Ed Uyeshima | San Francisco, CA USA | 10/10/2004
(5 out of 5 stars)
"I've read the book. I've seen the movie. Now I've heard the soundtrack. "The Motorcycle Diaries" could very well become a cottage industry. Luckily, this disc turns out to be a lovely evocation of the roundabout trek that Ernesto (Che) Guevara took with his best buddy Alberto Granado from their native Buenos Aires to Caracas in 1952, well before he became an icon for Communist revolutionaries in underdeveloped countries.
Argentinean composer Gustavo Santaolalla (who also scored "Amores Perros") has perfectly captured their impassioned spirits on the open road as they experience the elements and meet the people that change their lives. Santaolalla's beautiful score is seamlessly dream-like and rugged, the perfect background travel music as it draws on a variety of flavors in Latin music. Though mainly guitar-led instrumentals, the recording also has jazz and rock elements driven by African drums and Latin rhythms. I agree with the consensus that says his music sounds a bit like Ry Cooder, and I'd also add Earl Klugh and the Buena Vista Social Club for good measure. There are a couple of memorable vocal numbers such as the charming "Chipi Chipi" (where Guevara and Granado dance with the Chilean locals who think they are celebrity doctors) and the melancholy last track, "Al Otro Lado del Río", sung by Jorge Drexler. This fusion of traditional and contemporary sounds is flawlessly mastered by the composer and works for the listener whether you have seen the film or not. But of course if you have seen the film by Walter Salles, you will certainly have the benefit of being taken back to the images of that mesmerizing cinematic work. Speaking of which, there is a nice booklet of diary quotes and photos from the film included with the CD. It would have been nice to have a little more variety among the tracks and also been helpful to tell us where each track plays specifically in the film, but these are minor quibbles. This is quite a poetic soundtrack."

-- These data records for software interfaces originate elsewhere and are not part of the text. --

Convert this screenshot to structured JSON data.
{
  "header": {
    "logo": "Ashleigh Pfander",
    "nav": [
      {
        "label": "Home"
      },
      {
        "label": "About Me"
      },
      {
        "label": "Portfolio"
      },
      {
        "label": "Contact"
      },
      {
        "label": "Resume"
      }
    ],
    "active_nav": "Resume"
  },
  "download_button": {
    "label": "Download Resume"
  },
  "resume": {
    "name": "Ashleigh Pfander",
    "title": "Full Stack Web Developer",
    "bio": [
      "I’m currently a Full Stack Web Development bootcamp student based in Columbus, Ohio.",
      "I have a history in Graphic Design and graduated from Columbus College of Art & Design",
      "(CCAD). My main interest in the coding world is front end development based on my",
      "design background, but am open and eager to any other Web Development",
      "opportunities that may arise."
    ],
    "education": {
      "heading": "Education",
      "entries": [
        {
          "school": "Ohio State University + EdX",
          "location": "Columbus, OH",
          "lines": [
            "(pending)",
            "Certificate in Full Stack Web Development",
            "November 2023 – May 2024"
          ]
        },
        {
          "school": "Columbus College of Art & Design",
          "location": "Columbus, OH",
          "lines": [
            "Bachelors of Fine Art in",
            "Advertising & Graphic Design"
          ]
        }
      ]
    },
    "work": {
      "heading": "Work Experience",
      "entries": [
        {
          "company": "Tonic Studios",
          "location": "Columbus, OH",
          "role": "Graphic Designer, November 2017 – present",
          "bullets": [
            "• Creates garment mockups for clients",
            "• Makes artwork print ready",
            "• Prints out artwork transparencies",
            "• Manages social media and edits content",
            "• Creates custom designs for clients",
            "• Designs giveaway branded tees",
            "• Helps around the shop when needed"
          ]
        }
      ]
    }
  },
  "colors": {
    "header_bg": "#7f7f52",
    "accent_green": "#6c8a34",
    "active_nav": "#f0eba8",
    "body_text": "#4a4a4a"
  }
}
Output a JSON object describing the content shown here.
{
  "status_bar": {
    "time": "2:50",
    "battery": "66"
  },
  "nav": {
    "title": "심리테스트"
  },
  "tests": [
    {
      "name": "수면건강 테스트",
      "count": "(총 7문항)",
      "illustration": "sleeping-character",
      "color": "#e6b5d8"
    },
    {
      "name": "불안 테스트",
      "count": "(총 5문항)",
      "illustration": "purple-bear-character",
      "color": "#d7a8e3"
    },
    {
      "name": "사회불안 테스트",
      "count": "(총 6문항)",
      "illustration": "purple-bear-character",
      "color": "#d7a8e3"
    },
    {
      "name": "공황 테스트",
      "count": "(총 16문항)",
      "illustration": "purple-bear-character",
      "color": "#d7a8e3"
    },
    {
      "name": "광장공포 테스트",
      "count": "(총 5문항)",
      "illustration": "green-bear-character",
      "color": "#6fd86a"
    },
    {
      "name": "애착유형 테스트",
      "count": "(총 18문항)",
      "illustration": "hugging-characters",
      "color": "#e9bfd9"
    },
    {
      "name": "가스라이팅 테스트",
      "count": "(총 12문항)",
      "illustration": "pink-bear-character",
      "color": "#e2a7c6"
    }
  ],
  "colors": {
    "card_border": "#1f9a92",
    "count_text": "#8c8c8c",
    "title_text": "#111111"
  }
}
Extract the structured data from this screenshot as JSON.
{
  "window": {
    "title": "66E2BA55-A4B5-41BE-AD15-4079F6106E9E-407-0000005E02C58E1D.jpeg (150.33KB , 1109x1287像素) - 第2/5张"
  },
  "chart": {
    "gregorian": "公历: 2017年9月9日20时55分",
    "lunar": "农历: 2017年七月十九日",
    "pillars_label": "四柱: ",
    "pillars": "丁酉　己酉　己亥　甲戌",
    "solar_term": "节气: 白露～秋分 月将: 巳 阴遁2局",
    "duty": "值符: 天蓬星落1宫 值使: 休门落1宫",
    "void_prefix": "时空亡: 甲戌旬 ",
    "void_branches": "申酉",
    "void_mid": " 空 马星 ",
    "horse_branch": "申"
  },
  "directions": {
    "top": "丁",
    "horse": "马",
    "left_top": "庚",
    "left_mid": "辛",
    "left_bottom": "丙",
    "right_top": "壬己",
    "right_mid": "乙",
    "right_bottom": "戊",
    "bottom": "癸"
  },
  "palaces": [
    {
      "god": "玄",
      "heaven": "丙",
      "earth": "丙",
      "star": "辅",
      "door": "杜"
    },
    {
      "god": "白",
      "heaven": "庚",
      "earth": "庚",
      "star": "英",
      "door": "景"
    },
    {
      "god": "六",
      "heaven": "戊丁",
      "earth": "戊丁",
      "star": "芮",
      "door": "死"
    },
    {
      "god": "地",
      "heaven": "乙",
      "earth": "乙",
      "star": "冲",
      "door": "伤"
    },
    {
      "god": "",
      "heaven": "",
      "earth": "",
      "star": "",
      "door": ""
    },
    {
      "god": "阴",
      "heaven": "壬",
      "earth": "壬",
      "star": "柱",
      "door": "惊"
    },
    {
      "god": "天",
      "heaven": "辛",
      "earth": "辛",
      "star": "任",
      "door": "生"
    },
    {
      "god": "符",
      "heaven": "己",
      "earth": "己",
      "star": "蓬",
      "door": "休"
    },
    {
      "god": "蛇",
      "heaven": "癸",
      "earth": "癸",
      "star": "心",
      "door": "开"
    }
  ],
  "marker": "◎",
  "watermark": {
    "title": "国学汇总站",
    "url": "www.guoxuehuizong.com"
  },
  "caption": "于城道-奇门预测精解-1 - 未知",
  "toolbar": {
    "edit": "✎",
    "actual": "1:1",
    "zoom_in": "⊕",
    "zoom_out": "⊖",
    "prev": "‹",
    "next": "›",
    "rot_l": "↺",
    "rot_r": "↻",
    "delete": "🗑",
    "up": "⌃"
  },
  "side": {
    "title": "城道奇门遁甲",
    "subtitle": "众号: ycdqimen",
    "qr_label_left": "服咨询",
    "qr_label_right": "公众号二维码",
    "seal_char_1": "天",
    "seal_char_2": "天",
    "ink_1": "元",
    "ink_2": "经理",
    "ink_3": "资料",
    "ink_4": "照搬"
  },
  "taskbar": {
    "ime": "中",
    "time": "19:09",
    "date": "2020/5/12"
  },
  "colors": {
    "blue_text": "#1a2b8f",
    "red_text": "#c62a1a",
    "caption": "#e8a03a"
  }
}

Sountrack for South America
Ducky | California | 08/13/2006
(5 out of 5 stars)
"I just recently went to Peru and Bolivia for a month, and this soundtrack was on my iPod. I'm so happy it was on there. On the breath-taking bus ride to Machu Picchu, the tourists next to me kept yammering on about shampoo. I turned on this soundtrack to drown them out, and the spiritual experience was salvaged.This is the first time I've every truly felt indebted to a CD. While some of the music I heard while travelling was truly amazing, at the same time there is only so many times you can hear "El Condor Pasa" before you want to stuff cotton in your ears. This gorgeous soundtrack was a great relief. It takes the traditional sounds of South American music and makes them sound modern. Occasionally minimalist, occasionally wild, but always very polished and haunting. Don't go to South America without it."
Gustavo did it again!
Antonio Cunha Silva | Stb, Portugal | 12/27/2004
(4 out of 5 stars)
"When I went to the Cinema to see this movie I wasn't sure if I really want to go... But then I was thrilled by this fantastic journey! And so was the soundtrack - Fabulous! After the excellent 21 Grams soundtrack this one is much better! It's quiet with subtle guitar chords! Atmospheric like the magnific landscapes! Touching! Beautiful! Great!"
The Motorcycle Diaries - Soundtrack
The Boondock Saint | Queensland, Australia | 01/16/2007
(5 out of 5 stars)
"I was initially impressed by the number of tracks on the CD, however on further inspection I noticed this was achieved due to the length (or lack thereof) of tracks and an appropriate "Ah Ha!" response was emitted.
To use the old addage "It's not quantity, it's quality" in this case would be an understatement.
The talent of the various artists, variety and complexity of the music, and the authenticity created an imaginitive atmosphere that had me sitting in an Argentinian (or Peruvian) bar drinking organic coffee whilst patting a llama, after a hard day spent on the back of a Norton 500. (You get the idea anyhow).
It is equally enjoyable played loudly enough to share with a city block, so you can hear it while mowing the lawn, or quietly as background music (watching someone else mow your lawn).
An excellent soundtrack, to accompany an excellent film, is money well spent."